### ASSIGNMENT
What is the number of lines below that contain the word "true"? Respond with that number alone.

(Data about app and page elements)
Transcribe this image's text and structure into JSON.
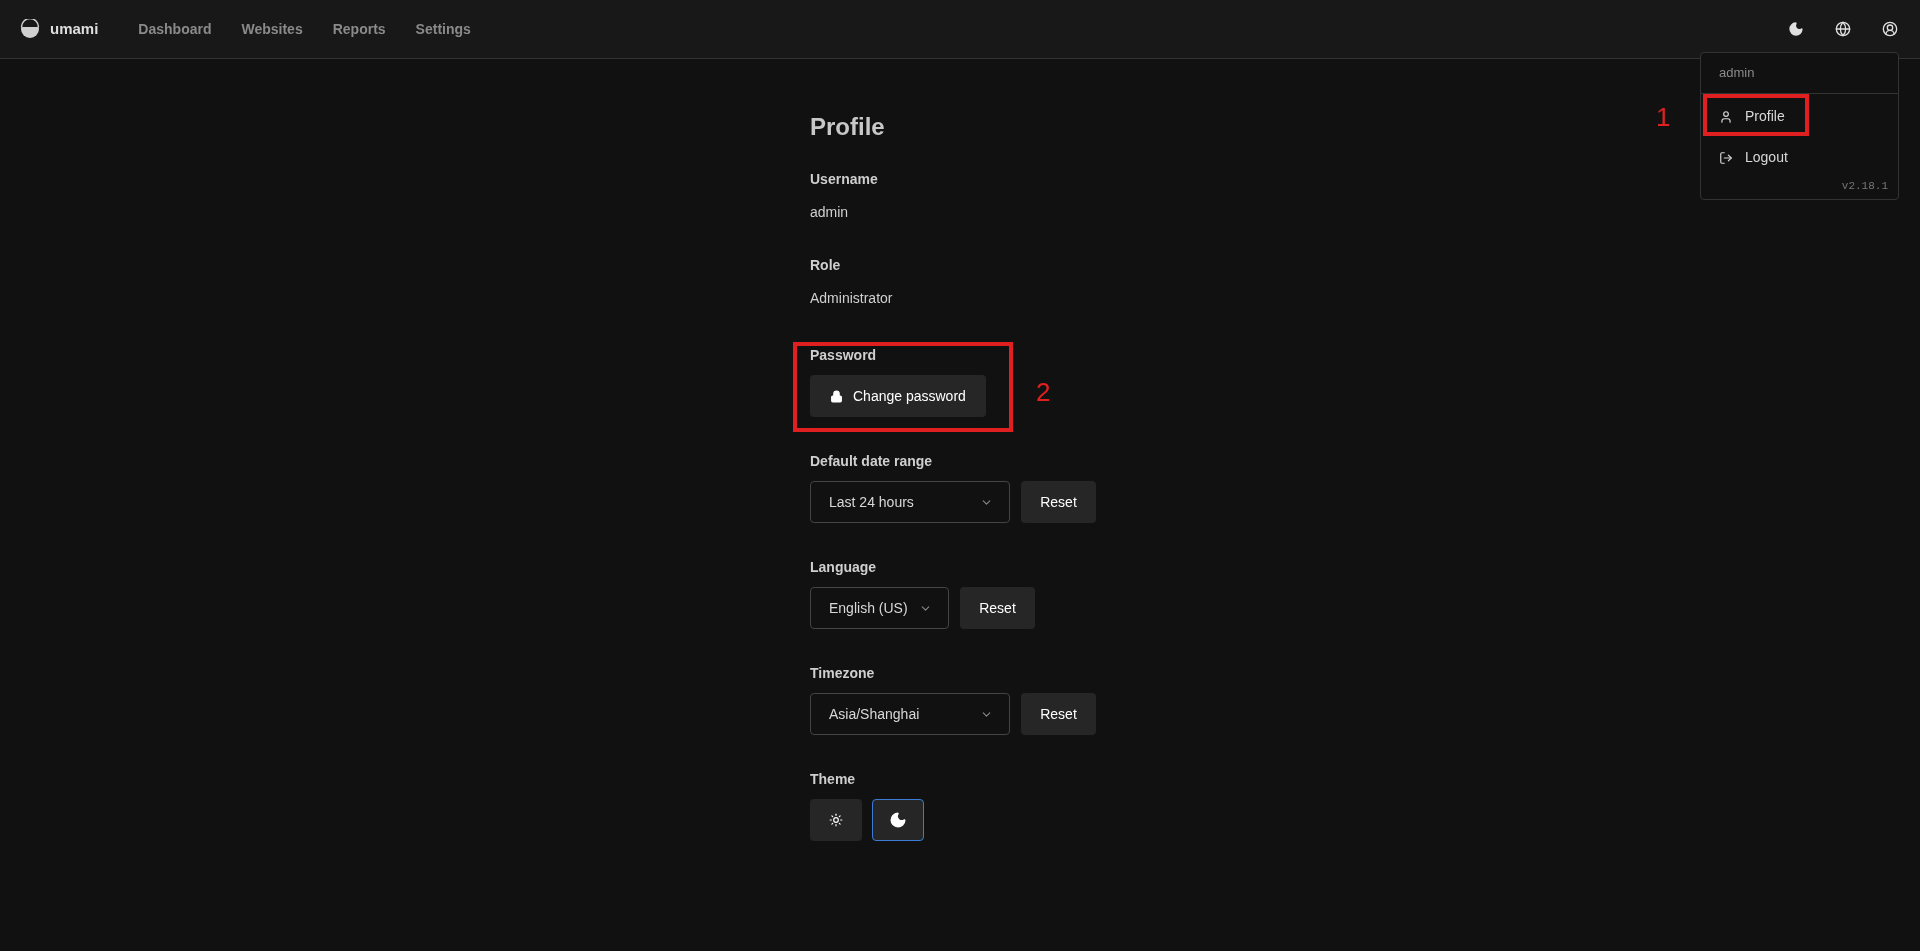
{
  "header": {
    "brand": "umami",
    "nav": [
      {
        "label": "Dashboard",
        "selected": false
      },
      {
        "label": "Websites",
        "selected": false
      },
      {
        "label": "Reports",
        "selected": false
      },
      {
        "label": "Settings",
        "selected": false
      }
    ]
  },
  "user_menu": {
    "username": "admin",
    "items": [
      {
        "kind": "profile",
        "label": "Profile"
      },
      {
        "kind": "logout",
        "label": "Logout"
      }
    ],
    "version": "v2.18.1"
  },
  "profile": {
    "title": "Profile",
    "info": [
      {
        "label": "Username",
        "value": "admin"
      },
      {
        "label": "Role",
        "value": "Administrator"
      }
    ],
    "password": {
      "label": "Password",
      "button": "Change password"
    },
    "selects": [
      {
        "label": "Default date range",
        "value": "Last 24 hours",
        "wide": true,
        "reset": "Reset"
      },
      {
        "label": "Language",
        "value": "English (US)",
        "wide": false,
        "reset": "Reset"
      },
      {
        "label": "Timezone",
        "value": "Asia/Shanghai",
        "wide": true,
        "reset": "Reset"
      }
    ],
    "theme": {
      "label": "Theme",
      "options": [
        {
          "kind": "light",
          "selected": false
        },
        {
          "kind": "dark",
          "selected": true
        }
      ]
    }
  },
  "annotations": [
    {
      "number": "1"
    },
    {
      "number": "2"
    }
  ]
}
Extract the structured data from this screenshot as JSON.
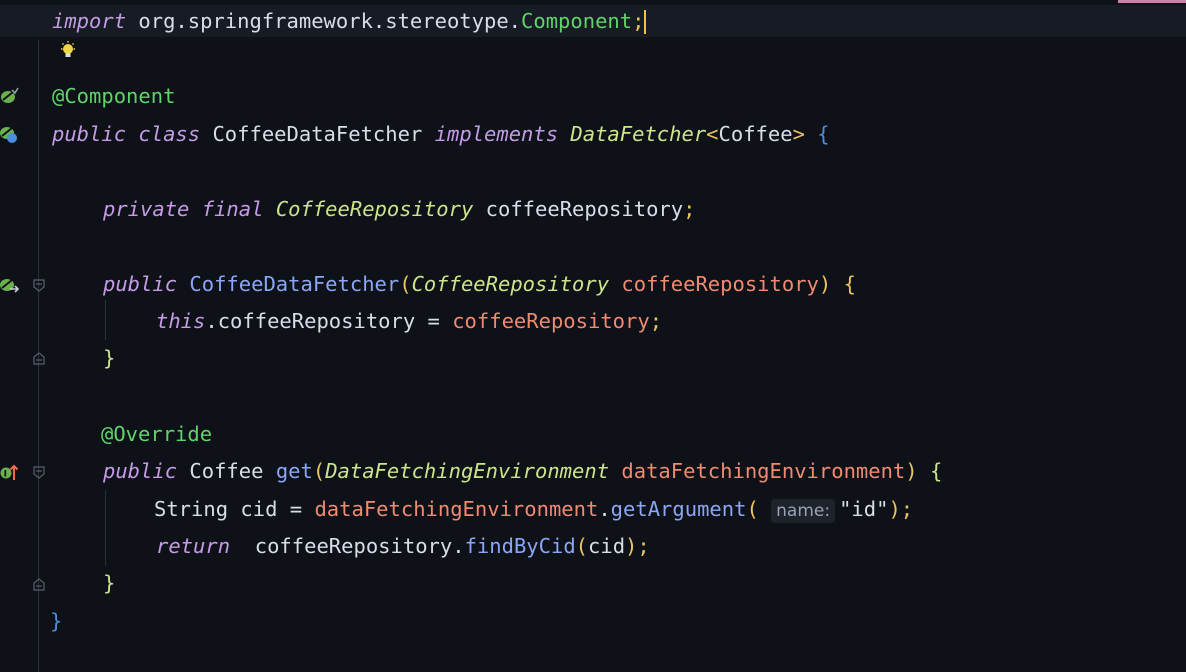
{
  "editor": {
    "lines": {
      "import_kw": "import",
      "import_pkg": "org.springframework.stereotype.",
      "import_class": "Component",
      "import_semi": ";",
      "annotation_component": "@Component",
      "class_public": "public",
      "class_kw": "class",
      "class_name": "CoffeeDataFetcher",
      "class_implements": "implements",
      "class_iface": "DataFetcher",
      "class_lt": "<",
      "class_generic": "Coffee",
      "class_gt": ">",
      "class_brace": "{",
      "field_private": "private",
      "field_final": "final",
      "field_type": "CoffeeRepository",
      "field_name": "coffeeRepository",
      "field_semi": ";",
      "ctor_public": "public",
      "ctor_name": "CoffeeDataFetcher",
      "ctor_paren_open": "(",
      "ctor_param_type": "CoffeeRepository",
      "ctor_param_name": "coffeeRepository",
      "ctor_paren_close": ")",
      "ctor_brace": "{",
      "assign_this": "this",
      "assign_field": ".coffeeRepository = ",
      "assign_value": "coffeeRepository",
      "assign_semi": ";",
      "ctor_close": "}",
      "override": "@Override",
      "get_public": "public",
      "get_return_type": "Coffee",
      "get_name": "get",
      "get_paren_open": "(",
      "get_param_type": "DataFetchingEnvironment",
      "get_param_name": "dataFetchingEnvironment",
      "get_paren_close": ")",
      "get_brace": "{",
      "cid_decl": "String cid = ",
      "cid_obj": "dataFetchingEnvironment",
      "cid_dot": ".",
      "cid_method": "getArgument",
      "cid_paren_open": "(",
      "cid_hint": "name:",
      "cid_arg": "\"id\"",
      "cid_paren_close": ")",
      "cid_semi": ";",
      "return_kw": "return",
      "return_obj": "coffeeRepository",
      "return_dot": ".",
      "return_method": "findByCid",
      "return_paren_open": "(",
      "return_arg": "cid",
      "return_paren_close": ")",
      "return_semi": ";",
      "get_close": "}",
      "class_close": "}"
    },
    "gutter_icons": [
      "intention-bulb-icon",
      "spring-bean-icon",
      "spring-bean-class-icon",
      "spring-autowire-icon",
      "override-method-icon"
    ],
    "colors": {
      "background": "#0e1117",
      "keyword": "#c59be6",
      "type": "#cfe28c",
      "annotation": "#5fd46a",
      "function": "#8aa6f5",
      "parameter": "#f08a70",
      "caret": "#f0c040"
    }
  }
}
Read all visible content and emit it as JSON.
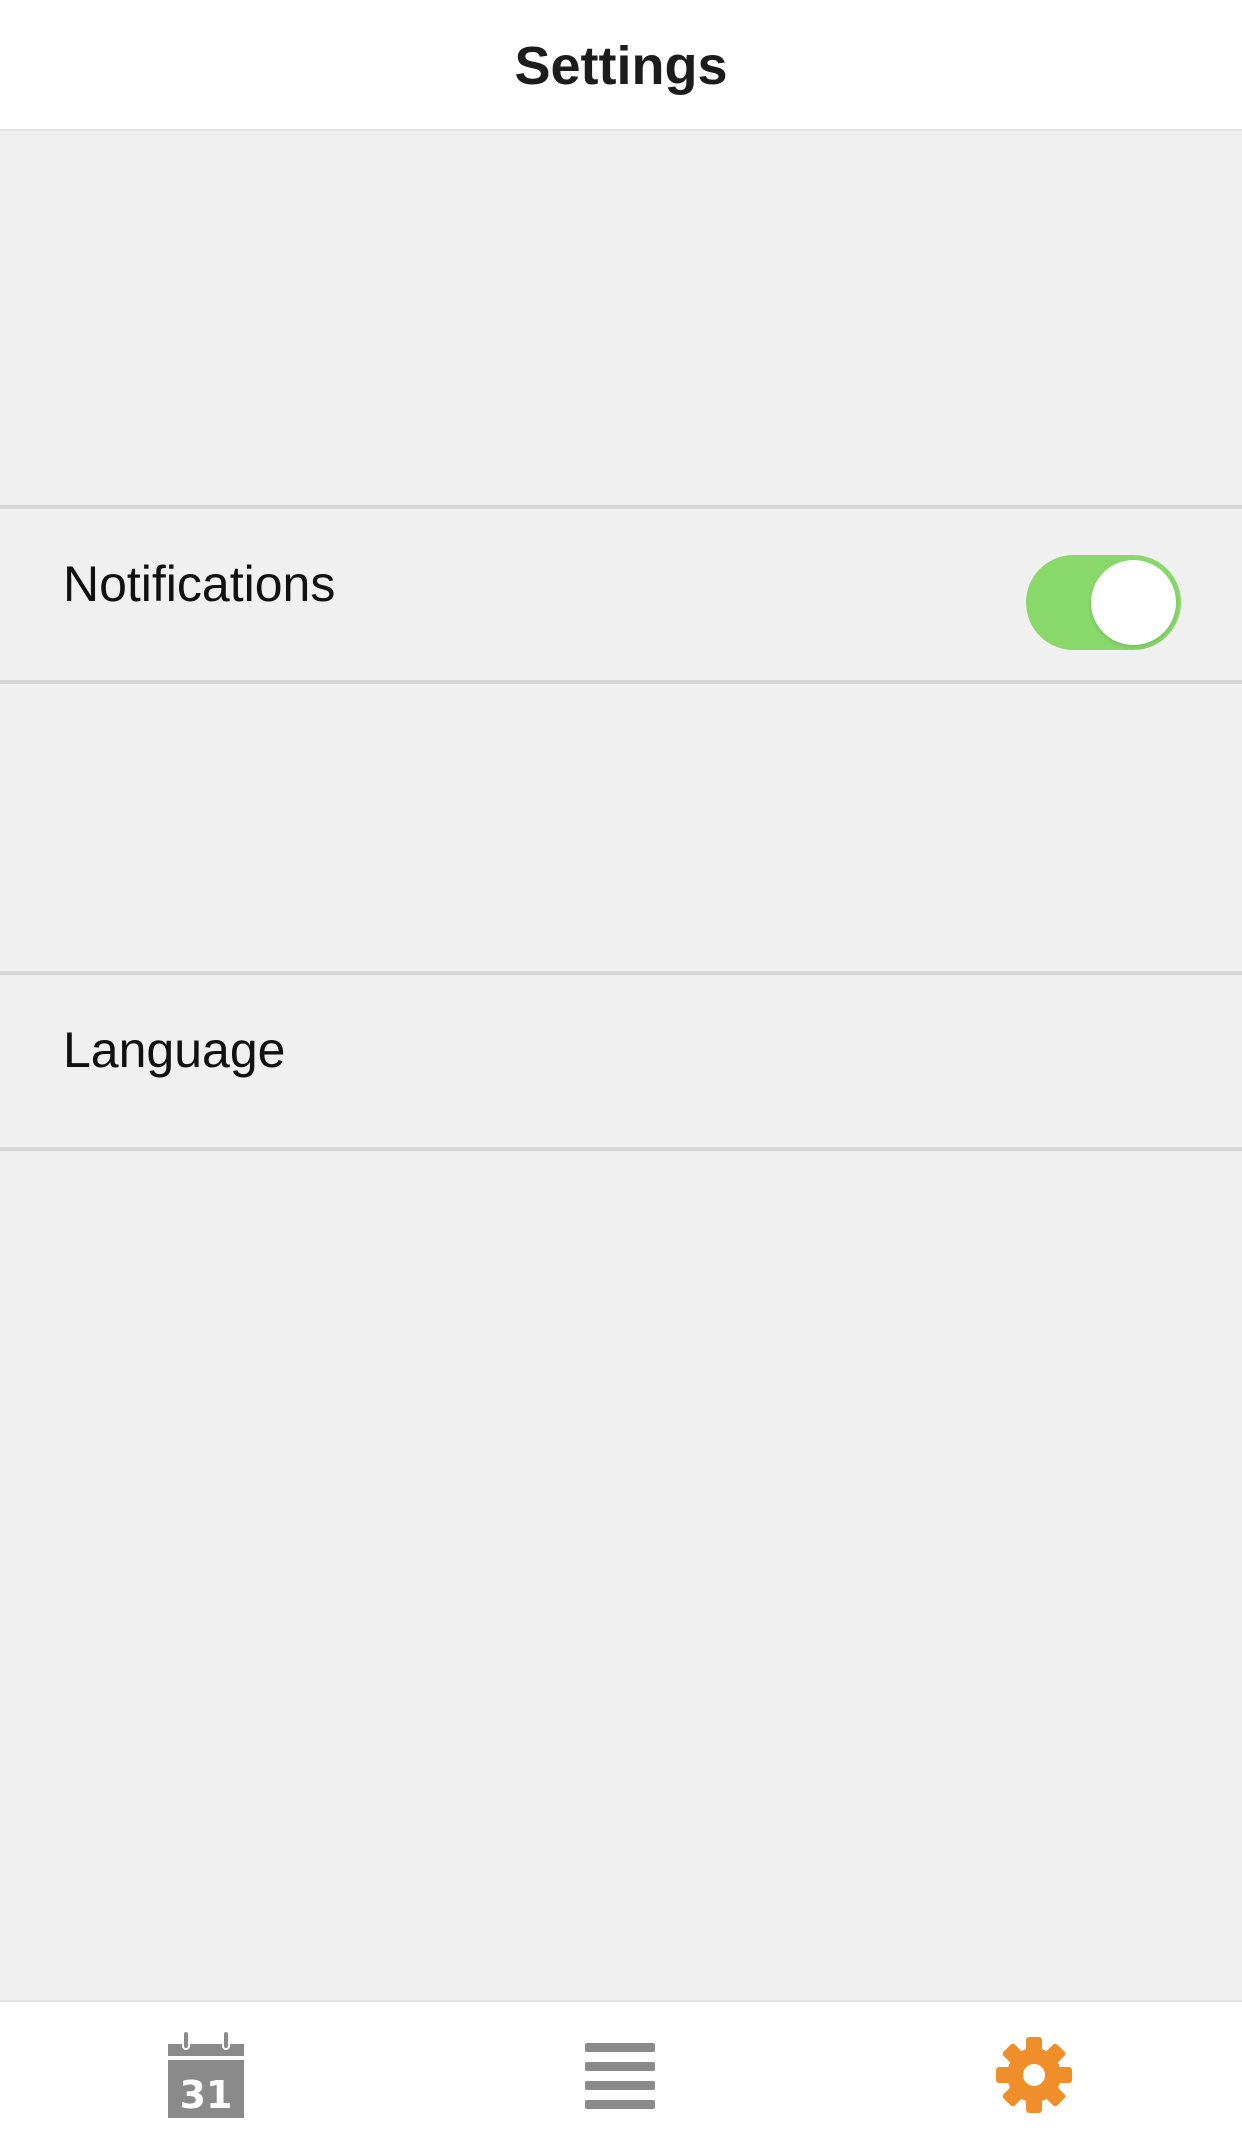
{
  "header": {
    "title": "Settings"
  },
  "settings": {
    "notifications": {
      "label": "Notifications",
      "enabled": true,
      "toggle_color": "#88d86a"
    },
    "language": {
      "label": "Language"
    }
  },
  "tabbar": {
    "tabs": [
      {
        "name": "calendar",
        "icon": "calendar-icon",
        "text": "31",
        "active": false
      },
      {
        "name": "list",
        "icon": "list-icon",
        "active": false
      },
      {
        "name": "settings",
        "icon": "gear-icon",
        "active": true
      }
    ],
    "active_color": "#f08e2c",
    "inactive_color": "#8a8a8a"
  }
}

### ANSWER BELOW
5